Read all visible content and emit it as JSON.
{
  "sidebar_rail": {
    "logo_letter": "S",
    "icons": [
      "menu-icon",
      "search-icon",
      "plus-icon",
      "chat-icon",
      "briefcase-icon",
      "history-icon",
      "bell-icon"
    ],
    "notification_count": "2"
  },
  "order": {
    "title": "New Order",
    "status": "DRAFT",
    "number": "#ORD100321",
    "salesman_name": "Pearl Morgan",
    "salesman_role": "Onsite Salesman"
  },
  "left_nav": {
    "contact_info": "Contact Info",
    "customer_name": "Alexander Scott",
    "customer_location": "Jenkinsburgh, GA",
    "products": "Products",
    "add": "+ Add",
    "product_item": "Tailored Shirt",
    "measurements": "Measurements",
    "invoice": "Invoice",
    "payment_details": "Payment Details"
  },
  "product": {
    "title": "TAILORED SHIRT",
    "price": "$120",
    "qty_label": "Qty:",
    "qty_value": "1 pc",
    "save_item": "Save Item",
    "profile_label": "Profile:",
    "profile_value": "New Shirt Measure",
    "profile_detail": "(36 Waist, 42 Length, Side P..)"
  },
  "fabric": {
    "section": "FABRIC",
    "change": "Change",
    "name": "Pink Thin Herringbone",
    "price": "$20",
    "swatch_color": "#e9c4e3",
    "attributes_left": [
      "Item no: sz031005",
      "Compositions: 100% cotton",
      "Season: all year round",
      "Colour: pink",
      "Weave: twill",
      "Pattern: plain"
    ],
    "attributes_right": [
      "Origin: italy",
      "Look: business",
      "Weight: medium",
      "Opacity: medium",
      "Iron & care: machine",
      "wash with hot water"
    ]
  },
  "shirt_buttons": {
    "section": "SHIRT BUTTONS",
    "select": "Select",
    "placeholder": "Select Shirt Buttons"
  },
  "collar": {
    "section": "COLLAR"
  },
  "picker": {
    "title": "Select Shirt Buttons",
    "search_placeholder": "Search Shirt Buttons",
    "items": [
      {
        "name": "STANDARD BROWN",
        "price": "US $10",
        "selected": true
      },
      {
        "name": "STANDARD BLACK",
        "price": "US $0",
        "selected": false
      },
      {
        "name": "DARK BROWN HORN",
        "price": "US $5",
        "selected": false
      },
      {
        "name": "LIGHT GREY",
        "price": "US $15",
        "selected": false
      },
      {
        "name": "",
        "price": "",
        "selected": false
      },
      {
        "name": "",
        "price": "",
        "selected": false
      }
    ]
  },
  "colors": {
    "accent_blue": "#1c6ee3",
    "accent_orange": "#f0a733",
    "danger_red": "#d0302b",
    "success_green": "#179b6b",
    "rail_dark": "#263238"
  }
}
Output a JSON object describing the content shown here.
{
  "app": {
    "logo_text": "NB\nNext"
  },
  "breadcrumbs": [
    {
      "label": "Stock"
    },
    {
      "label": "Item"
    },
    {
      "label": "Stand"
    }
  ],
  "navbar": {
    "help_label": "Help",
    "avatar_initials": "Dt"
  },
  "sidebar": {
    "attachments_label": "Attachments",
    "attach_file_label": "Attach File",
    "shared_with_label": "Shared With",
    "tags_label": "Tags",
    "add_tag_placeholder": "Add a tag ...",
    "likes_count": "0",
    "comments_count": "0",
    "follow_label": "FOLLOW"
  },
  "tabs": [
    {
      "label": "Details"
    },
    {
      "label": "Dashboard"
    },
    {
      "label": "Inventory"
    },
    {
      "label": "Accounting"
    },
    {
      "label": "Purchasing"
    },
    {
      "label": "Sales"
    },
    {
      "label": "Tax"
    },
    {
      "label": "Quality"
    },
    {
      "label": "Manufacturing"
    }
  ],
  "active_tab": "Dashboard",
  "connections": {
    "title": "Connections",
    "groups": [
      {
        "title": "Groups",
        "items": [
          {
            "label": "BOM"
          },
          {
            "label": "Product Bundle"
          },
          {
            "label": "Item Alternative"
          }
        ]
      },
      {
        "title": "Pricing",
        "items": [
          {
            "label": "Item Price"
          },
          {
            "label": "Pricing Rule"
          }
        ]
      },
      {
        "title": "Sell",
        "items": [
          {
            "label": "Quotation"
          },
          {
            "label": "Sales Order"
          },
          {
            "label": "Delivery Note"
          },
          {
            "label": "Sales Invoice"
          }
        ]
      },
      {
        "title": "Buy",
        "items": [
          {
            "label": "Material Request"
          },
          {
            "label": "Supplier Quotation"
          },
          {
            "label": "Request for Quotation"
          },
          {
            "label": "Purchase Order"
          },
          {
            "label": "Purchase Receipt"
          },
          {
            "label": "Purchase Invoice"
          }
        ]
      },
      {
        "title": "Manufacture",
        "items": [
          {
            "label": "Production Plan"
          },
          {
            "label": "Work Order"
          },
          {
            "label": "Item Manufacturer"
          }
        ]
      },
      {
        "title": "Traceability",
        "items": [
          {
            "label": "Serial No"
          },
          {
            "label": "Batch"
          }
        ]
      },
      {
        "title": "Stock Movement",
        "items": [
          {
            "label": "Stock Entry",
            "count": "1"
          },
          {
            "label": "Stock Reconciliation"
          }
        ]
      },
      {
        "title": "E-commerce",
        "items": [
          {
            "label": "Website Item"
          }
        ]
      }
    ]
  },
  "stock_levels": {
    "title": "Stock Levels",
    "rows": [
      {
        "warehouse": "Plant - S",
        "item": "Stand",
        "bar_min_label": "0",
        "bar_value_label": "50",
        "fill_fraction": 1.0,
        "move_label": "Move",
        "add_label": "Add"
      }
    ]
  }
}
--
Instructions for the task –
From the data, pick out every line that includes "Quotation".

Reply to the exercise –
            "label": "Quotation"
            "label": "Supplier Quotation"
            "label": "Request for Quotation"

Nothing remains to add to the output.